## Aim of the task
Please show every line from the entries that carries the word "info".

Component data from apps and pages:
◇ ◇ ◇ ◇
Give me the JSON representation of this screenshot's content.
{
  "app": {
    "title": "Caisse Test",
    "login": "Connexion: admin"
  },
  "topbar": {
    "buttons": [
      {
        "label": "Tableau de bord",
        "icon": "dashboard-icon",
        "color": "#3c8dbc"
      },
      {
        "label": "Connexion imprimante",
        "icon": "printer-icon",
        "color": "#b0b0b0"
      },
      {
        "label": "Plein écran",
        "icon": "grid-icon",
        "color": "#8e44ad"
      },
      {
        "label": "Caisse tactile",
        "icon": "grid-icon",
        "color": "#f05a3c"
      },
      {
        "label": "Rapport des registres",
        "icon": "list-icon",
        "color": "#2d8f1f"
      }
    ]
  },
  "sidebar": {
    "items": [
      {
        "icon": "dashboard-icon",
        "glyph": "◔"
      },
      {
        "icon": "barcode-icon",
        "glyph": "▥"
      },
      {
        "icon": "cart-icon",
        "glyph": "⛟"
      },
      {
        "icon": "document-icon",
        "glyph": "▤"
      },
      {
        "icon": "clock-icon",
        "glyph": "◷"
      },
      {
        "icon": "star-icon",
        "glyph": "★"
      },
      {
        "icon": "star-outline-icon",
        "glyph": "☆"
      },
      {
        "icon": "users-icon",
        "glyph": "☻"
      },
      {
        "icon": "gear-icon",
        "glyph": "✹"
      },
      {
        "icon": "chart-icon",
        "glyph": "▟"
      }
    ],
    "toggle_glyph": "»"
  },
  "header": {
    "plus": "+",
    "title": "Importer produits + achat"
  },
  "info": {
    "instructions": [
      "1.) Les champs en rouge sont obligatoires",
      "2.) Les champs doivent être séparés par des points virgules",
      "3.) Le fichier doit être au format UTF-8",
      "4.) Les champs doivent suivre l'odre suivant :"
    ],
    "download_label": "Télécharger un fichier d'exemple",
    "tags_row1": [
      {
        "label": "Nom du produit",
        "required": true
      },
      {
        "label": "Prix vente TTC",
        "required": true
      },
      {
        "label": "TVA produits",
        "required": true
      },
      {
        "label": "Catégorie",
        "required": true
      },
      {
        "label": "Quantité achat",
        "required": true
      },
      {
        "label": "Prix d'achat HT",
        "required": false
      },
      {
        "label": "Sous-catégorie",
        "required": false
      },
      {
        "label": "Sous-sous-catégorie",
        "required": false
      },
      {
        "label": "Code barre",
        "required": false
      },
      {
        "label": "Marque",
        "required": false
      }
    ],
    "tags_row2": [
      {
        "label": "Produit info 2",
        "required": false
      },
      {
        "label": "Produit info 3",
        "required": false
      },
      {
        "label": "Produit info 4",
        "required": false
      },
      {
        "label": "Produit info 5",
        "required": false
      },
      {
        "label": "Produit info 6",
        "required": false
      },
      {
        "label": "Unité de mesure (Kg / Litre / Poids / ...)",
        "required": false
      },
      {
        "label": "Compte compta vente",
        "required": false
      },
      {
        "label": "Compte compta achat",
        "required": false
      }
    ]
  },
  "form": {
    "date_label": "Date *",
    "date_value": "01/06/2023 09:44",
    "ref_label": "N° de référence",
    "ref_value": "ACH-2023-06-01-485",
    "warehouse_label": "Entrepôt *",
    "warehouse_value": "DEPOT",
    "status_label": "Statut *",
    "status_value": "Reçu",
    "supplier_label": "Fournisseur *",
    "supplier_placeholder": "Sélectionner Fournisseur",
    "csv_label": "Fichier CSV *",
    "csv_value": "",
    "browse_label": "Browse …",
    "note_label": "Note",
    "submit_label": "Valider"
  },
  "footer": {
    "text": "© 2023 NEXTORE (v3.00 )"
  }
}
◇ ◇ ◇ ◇
## Exercise result
  "info": {
        "label": "Produit info 2",
        "label": "Produit info 3",
        "label": "Produit info 4",
        "label": "Produit info 5",
        "label": "Produit info 6",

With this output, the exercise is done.